Nevertheless, male-girdle marketing can be tricky. Since Solidea USA last year created a line of slimming undies for men, it has been careful to call its girdle-like gear ”support boxers” or ”compression shorts,” says Max Hauer, co-owner of the company.
In Japan, where there has been a small market for such products among men, companies have been just as cautious. Wacoal last year started selling a male girdle called the ex walker in Japan, but chose to focus its marketing on the product’s health benefits. Marketing materials note that the fabric and construction are designed to help the wearer’s muscles work harder while walking.
Demand for slimming undergarments, including compression pantyhose, is also being fueled by fashion trends. European-style slimmer-cut clothes for men have become big in the American market. Last year, premium denim makers pushed skinny, figure-hugging jeans for men. ”In men’s clothes right now, slim is in – everything has a much more fitted silhouette, from the tapered leg to narrow dress shirts,” says Richard Gualtieri, director for men’s fashion merchandising at Lord & Taylor. He notes that men have been seeking out more figure-hugging underwear, where ”there’s some stretch to it that helps lift and keep things in place a little bit more.”
Early adopters still risk ridicule, however. Daniel Hernandez, 24, this year bought an Undergear bodyshaping brief after packing on a few pounds over the holidays. On the very first night he wore his new girdle, flattered by compliments about his new waistline, he lifted his shirt to show off the garment.
”One guy was, like, ‘Oh, what, are you, grandma now?”’ says Mr. Hernandez, a public-relations executive in the tourism business in New York.
Dan Uram, a 37-year-old aspiring actor in Beverly Hills, Calif., bought a Solidea body shaper last year to give him an edge in auditions as well as in dating. He says the men’s body shapers are part of men’s liberation. They help level the playing field for men and women. ”Lots of women wear girdles,” he observes.

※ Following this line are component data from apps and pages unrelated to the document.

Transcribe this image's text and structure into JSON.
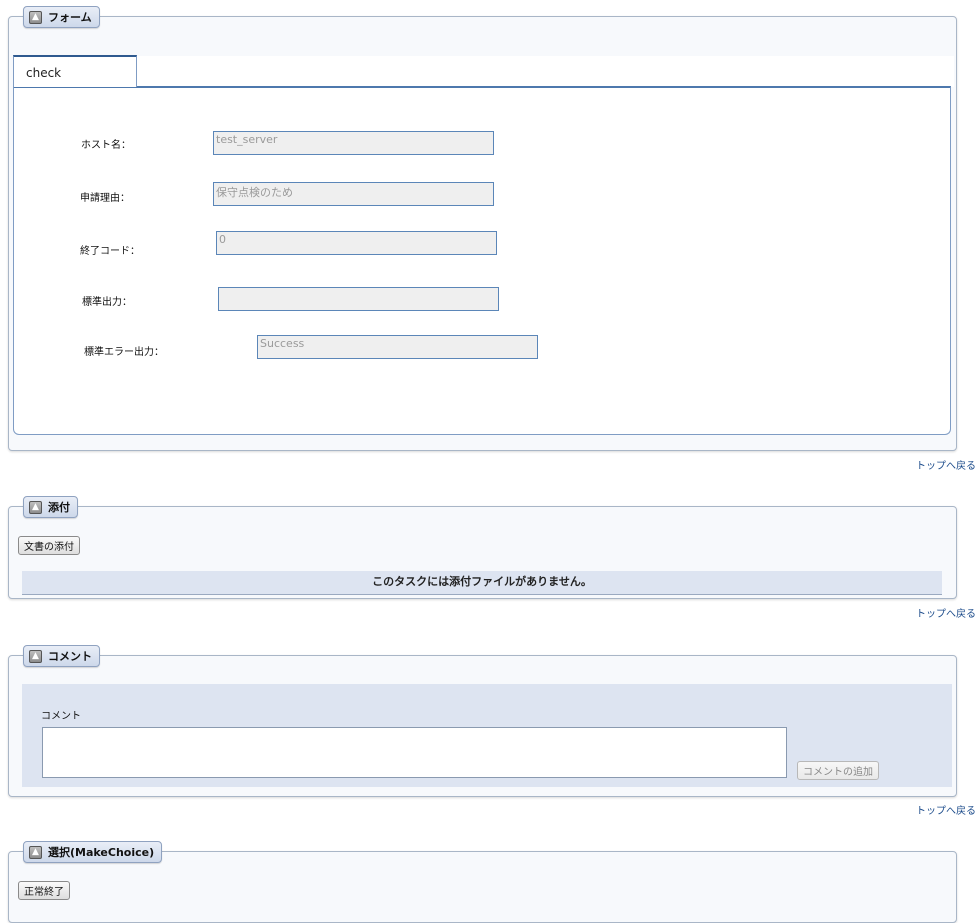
{
  "form_panel": {
    "title": "フォーム",
    "tab_label": "check",
    "fields": [
      {
        "label": "ホスト名：",
        "value": "test_server"
      },
      {
        "label": "申請理由：",
        "value": "保守点検のため"
      },
      {
        "label": "終了コード：",
        "value": "0"
      },
      {
        "label": "標準出力：",
        "value": ""
      },
      {
        "label": "標準エラー出力：",
        "value": "Success"
      }
    ],
    "top_link": "トップへ戻る"
  },
  "attach_panel": {
    "title": "添付",
    "attach_button": "文書の添付",
    "empty_message": "このタスクには添付ファイルがありません。",
    "top_link": "トップへ戻る"
  },
  "comment_panel": {
    "title": "コメント",
    "field_label": "コメント",
    "textarea_value": "",
    "add_button": "コメントの追加",
    "top_link": "トップへ戻る"
  },
  "choice_panel": {
    "title": "選択(MakeChoice)",
    "complete_button": "正常終了"
  },
  "icons": {
    "panel_toggle": "collapse-up-icon",
    "scroll_up": "chevron-up-icon",
    "scroll_down": "chevron-down-icon"
  },
  "colors": {
    "panel_bg": "#f7f9fc",
    "panel_border": "#a9b6c7",
    "input_border": "#5b86b8",
    "banner_bg": "#dde4f1",
    "link": "#1a4a8a"
  }
}
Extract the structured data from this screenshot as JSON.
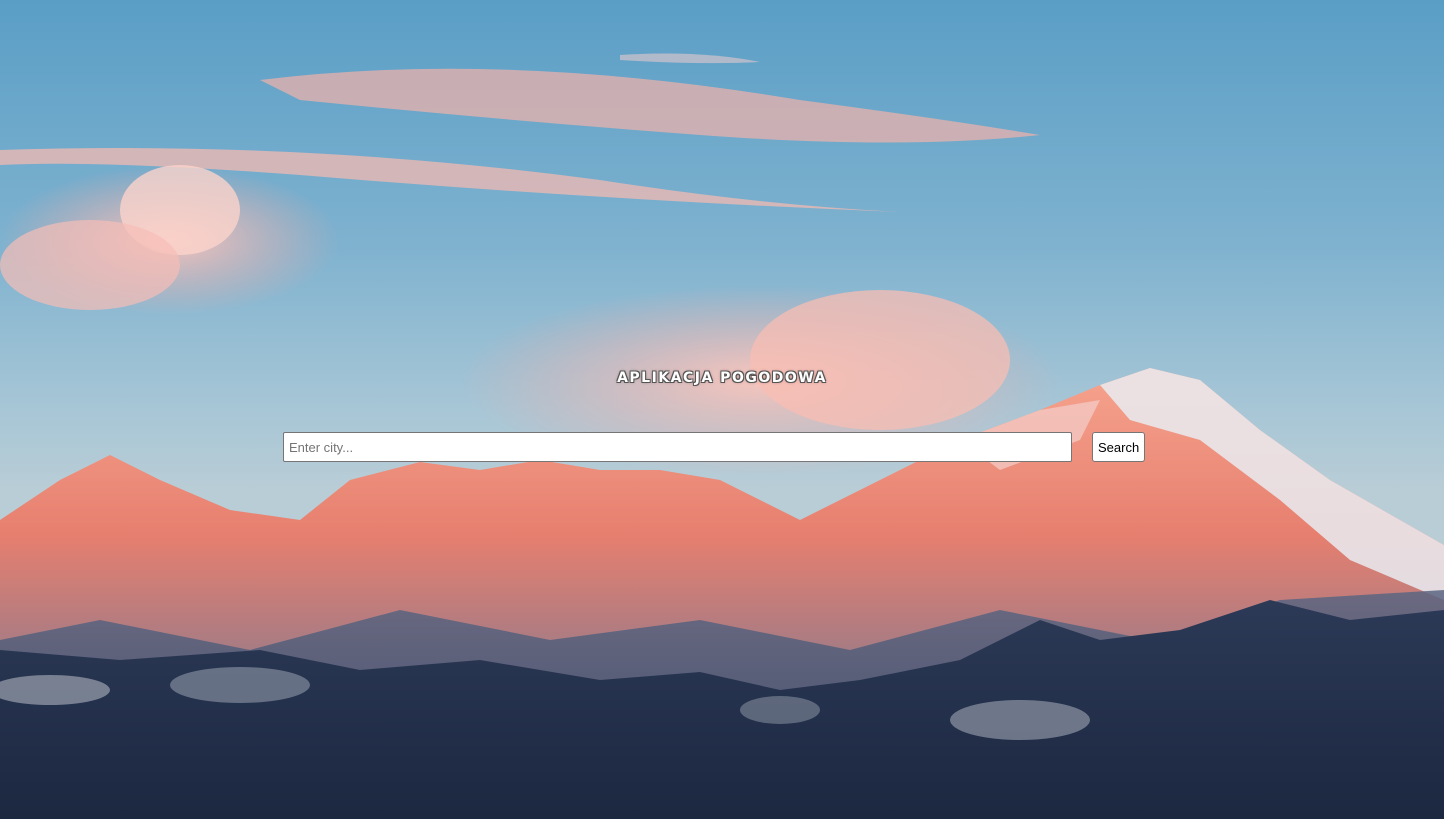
{
  "app": {
    "title": "APLIKACJA POGODOWA"
  },
  "search": {
    "placeholder": "Enter city...",
    "value": "",
    "button_label": "Search"
  },
  "background": {
    "description_icon": "mountain-landscape-image",
    "sky_color": "#5a9ec6",
    "cloud_color": "#f6b3ae",
    "peak_color": "#f08a72",
    "foreground_color": "#24334d"
  }
}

Still, there can be concern over having to explain the shaper in intimate